As much as it hurts to imagine, no one is on this Earth forever. Though the idea that you may no longer be around to care for your loved ones is not pleasant, it is an event that everyone should prepare for by developing an estate plan.

Two of the most common estate planning tools are creating a trust or a will. Both a trust and a will are legal documents that dictate who will receive your assets in the event of your passing. While a trust is more intricate and expensive, it can provide many financial and legal benefits if you have a large estate.

The Benefits of a Trust

Though more expensive to create than a will, there are certain people who can reap the benefits of setting up a trust. It is recommended that people with a large estate create a trust in order to protect their assets as the costs of setting one up can be offset by the financial gains.

A trust is ideal for those with large estates and many assets.

Trusts benefit people for a variety of reasons. Certain types of trusts allow people to designate another person or institution to actively manage their assets, including their business or property. 

Another advantage of a trust is that all trusts allow people to specify another person to manage their account and property in the event that they ever become extremely ill or incapacitated and are unable to manage their assets.

One of the strongest attractions is that a trust allows people to pass the probate process, a judicial review that wills are required to go through. Though typically straight forward, the probate process may become lengthy if the will is complicated or if someone doubts the validity of it. Often, the larger the estate, the more intricate the probate process becomes.

Another benefit of a trust is that it keeps the financial information related to assets private. Since wills go through probate, the will and pertaining documents become public record, allowing people to access someone’s private financial information in the event of their passing.

When A Trust Is Not Right

Despite the numerous benefits, creating a trust is not the best move for everyone. 

If you do not have a large estate, or just want a process that is more straightforward and less expensive, then a trust may not be right for you.

Additionally, trusts require someone to actively manage the funds, which can be done by either you or another specified person (depending on the type of trust). 

If you decide that a living trust is not the right fit for your financial needs, then the number one thing that you should do is to create a will. A will mandates who will receive your assets if you pass away and how you want your funeral to be arranged. Setting up a will is less expensive and time-consuming than a trust. 

Unlike a trust, a will does not require someone to actively manage the assets, since it only goes into effect after a person’s death. A will also allow you to specify funeral arrangements so that your loved ones may say goodbye the way that you intended. 

A person signs a will after determining a trust was not right for them.

Though the misconception is that setting up a will is straightforward, it is highly advised to create one with the assistance of a lawyer.
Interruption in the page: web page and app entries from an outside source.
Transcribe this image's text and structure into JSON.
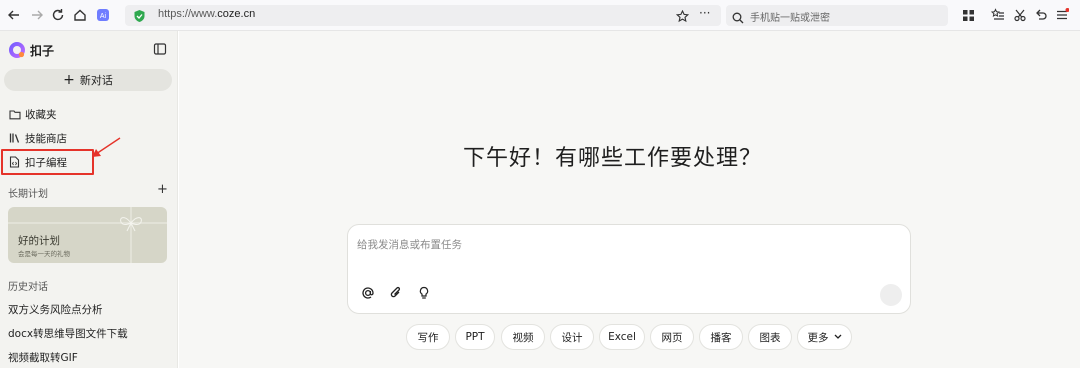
{
  "browser": {
    "url_prefix": "https://www.",
    "url_domain": "coze.cn",
    "search_placeholder": "手机贴一贴或泄密"
  },
  "sidebar": {
    "app_name": "扣子",
    "new_chat_label": "新对话",
    "items": [
      {
        "label": "收藏夹",
        "icon": "folder-icon"
      },
      {
        "label": "技能商店",
        "icon": "library-icon"
      },
      {
        "label": "扣子编程",
        "icon": "code-file-icon"
      }
    ],
    "plan_section_label": "长期计划",
    "plan_card": {
      "title": "好的计划",
      "subtitle": "会是每一天的礼物"
    },
    "history_label": "历史对话",
    "history": [
      "双方义务风险点分析",
      "docx转思维导图文件下载",
      "视频截取转GIF"
    ]
  },
  "main": {
    "greeting": "下午好！有哪些工作要处理？",
    "composer_placeholder": "给我发消息或布置任务",
    "chips": [
      "写作",
      "PPT",
      "视频",
      "设计",
      "Excel",
      "网页",
      "播客",
      "图表",
      "更多"
    ]
  },
  "colors": {
    "highlight": "#e5332a",
    "shield_green": "#2fa84f",
    "accent_purple": "#7b61ff"
  }
}
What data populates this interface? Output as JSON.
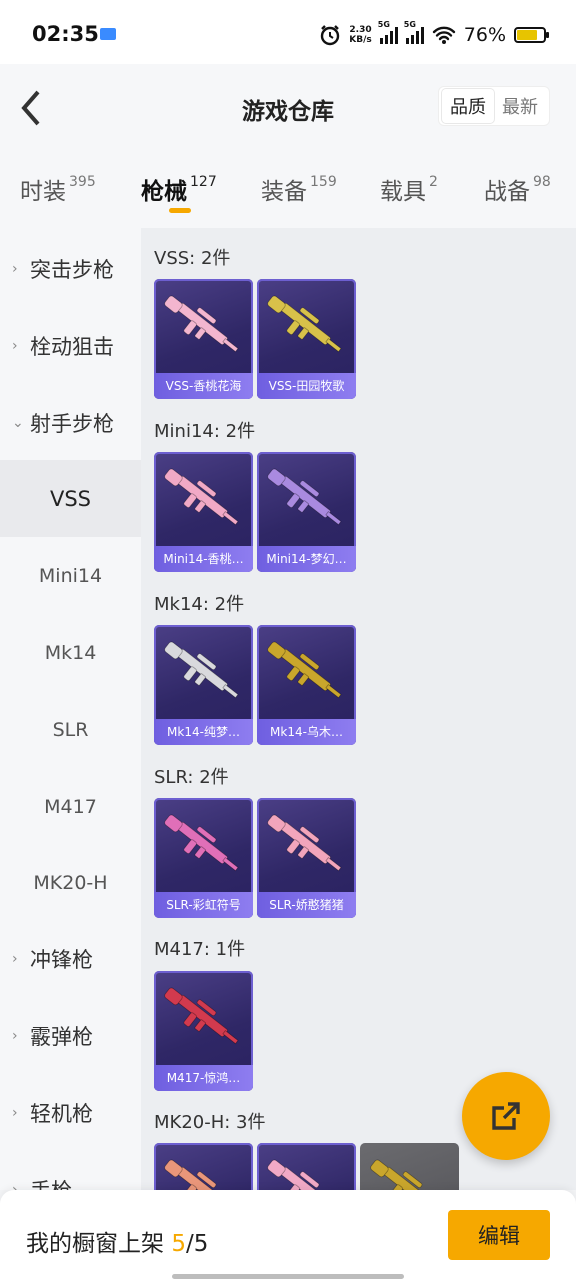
{
  "status_bar": {
    "time": "02:35",
    "net_speed_value": "2.30",
    "net_speed_unit": "KB/s",
    "sim1": "5G",
    "sim2": "5G",
    "battery": "76%"
  },
  "header": {
    "title": "游戏仓库",
    "sort_options": [
      "品质",
      "最新"
    ],
    "sort_active": "品质"
  },
  "category_tabs": [
    {
      "label": "时装",
      "count": "395"
    },
    {
      "label": "枪械",
      "count": "127"
    },
    {
      "label": "装备",
      "count": "159"
    },
    {
      "label": "载具",
      "count": "2"
    },
    {
      "label": "战备",
      "count": "98"
    }
  ],
  "active_tab": "枪械",
  "sidebar": {
    "categories_top": [
      {
        "label": "突击步枪",
        "chevron": "›"
      },
      {
        "label": "栓动狙击",
        "chevron": "›"
      },
      {
        "label": "射手步枪",
        "chevron": "⌄"
      }
    ],
    "subitems": [
      "VSS",
      "Mini14",
      "Mk14",
      "SLR",
      "M417",
      "MK20-H"
    ],
    "active_subitem": "VSS",
    "categories_bottom": [
      {
        "label": "冲锋枪",
        "chevron": "›"
      },
      {
        "label": "霰弹枪",
        "chevron": "›"
      },
      {
        "label": "轻机枪",
        "chevron": "›"
      },
      {
        "label": "手枪",
        "chevron": "›"
      }
    ]
  },
  "groups": [
    {
      "title": "VSS: 2件",
      "items": [
        {
          "name": "VSS-香桃花海",
          "color": "#f3b6cf"
        },
        {
          "name": "VSS-田园牧歌",
          "color": "#d8c14a"
        }
      ]
    },
    {
      "title": "Mini14: 2件",
      "items": [
        {
          "name": "Mini14-香桃…",
          "color": "#f1a9c6"
        },
        {
          "name": "Mini14-梦幻…",
          "color": "#a98ae0"
        }
      ]
    },
    {
      "title": "Mk14: 2件",
      "items": [
        {
          "name": "Mk14-纯梦…",
          "color": "#d9d9dd"
        },
        {
          "name": "Mk14-乌木…",
          "color": "#c9a62c"
        }
      ]
    },
    {
      "title": "SLR: 2件",
      "items": [
        {
          "name": "SLR-彩虹符号",
          "color": "#e06fb8"
        },
        {
          "name": "SLR-娇憨猪猪",
          "color": "#f2a5bc"
        }
      ]
    },
    {
      "title": "M417: 1件",
      "items": [
        {
          "name": "M417-惊鸿…",
          "color": "#d23a4e"
        }
      ]
    },
    {
      "title": "MK20-H: 3件",
      "items": [
        {
          "name": "",
          "color": "#e9967a"
        },
        {
          "name": "",
          "color": "#f1a9c6"
        },
        {
          "name": "",
          "color": "#c9a62c"
        }
      ]
    }
  ],
  "bottom_bar": {
    "text_prefix": "我的橱窗上架 ",
    "listed": "5",
    "separator": "/",
    "capacity": "5",
    "edit_label": "编辑"
  },
  "colors": {
    "accent": "#f6a800",
    "card_bg": "#2f2766",
    "card_caption": "#7b6be6"
  }
}
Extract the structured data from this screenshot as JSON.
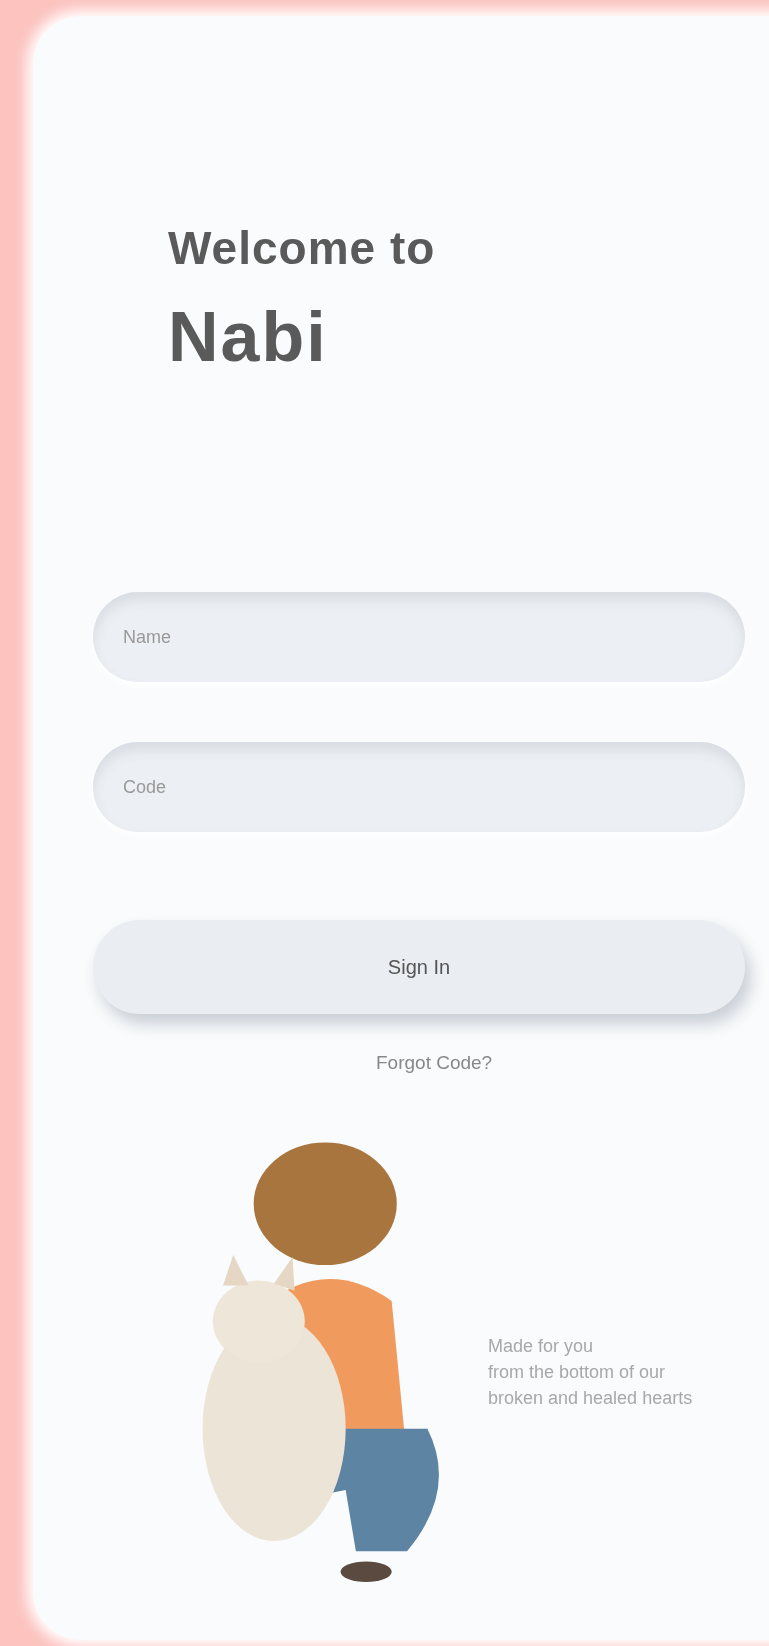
{
  "heading": {
    "greeting": "Welcome to",
    "app_name": "Nabi"
  },
  "fields": [
    {
      "placeholder": "Name"
    },
    {
      "placeholder": "Code"
    }
  ],
  "sign_in_button": "Sign In",
  "forgot_link": "Forgot Code?",
  "tagline": [
    "Made for you",
    "from the bottom of our",
    "broken and healed hearts"
  ]
}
This ensures that your will passes the probate process, alleviating — your loved ones from the burden of proving its validity.

By creating legal documents and planning for your passing, you can have peace of mind knowing that your loved ones will receive the financial assets that wish to pass on to them.  Without a proper estate plan, your estate will be turned over to the state and subject to a laborious and time-intensive litigation process.

If you are unsure what estate plan is best suited for you, our lawyers at Schottler Law offer a free 30-minute consultation to assess your unique situation and develop a plan of action.

Mark Schottler is a Chicagoland attorney with over 20 years of experience working both in probate and estate planning law and in real estate law. He puts his extensive knowledge on these subjects into easily consumable articles that will help and advise the public. Mark Schottler has a passion for probate and uses this to create relevant articles that are informative and entertaining. *While these posts may detail general legal issues, it is not legal advice. Use of this site does not create an attorney-client relationship.